--- Supplied material Enclosed Below ---
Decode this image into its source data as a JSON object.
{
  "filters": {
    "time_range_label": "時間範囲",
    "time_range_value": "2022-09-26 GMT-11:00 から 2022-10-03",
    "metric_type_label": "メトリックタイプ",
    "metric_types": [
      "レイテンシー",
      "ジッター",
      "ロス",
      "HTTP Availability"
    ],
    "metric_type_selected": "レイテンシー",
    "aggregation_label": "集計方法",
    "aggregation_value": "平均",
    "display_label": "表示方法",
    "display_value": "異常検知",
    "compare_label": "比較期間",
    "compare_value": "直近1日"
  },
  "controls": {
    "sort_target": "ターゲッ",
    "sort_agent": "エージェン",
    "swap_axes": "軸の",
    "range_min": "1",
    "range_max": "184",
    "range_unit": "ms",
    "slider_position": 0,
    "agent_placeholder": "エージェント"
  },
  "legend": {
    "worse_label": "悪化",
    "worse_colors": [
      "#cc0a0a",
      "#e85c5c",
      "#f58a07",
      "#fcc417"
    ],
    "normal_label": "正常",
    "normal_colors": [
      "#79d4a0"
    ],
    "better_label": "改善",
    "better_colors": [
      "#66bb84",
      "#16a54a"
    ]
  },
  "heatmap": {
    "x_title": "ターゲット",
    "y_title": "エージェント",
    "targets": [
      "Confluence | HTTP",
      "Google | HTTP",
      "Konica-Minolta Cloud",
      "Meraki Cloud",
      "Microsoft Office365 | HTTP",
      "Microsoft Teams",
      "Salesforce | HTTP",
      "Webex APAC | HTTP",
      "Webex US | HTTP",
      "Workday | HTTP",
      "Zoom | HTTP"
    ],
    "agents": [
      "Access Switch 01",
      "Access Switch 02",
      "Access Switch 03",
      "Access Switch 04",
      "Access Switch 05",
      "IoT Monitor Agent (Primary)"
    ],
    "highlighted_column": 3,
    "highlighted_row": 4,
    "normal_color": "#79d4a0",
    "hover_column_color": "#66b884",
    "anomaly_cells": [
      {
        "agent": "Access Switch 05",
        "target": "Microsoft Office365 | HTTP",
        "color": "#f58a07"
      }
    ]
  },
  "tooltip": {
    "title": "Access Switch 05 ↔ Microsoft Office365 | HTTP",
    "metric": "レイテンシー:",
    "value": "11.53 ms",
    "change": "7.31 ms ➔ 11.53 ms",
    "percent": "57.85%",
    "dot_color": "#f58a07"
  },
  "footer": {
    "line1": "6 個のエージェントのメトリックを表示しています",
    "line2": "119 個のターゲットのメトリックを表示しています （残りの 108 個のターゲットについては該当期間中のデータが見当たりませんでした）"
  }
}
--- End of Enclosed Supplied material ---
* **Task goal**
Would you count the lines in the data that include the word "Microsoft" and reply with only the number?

* **Response to this task**
4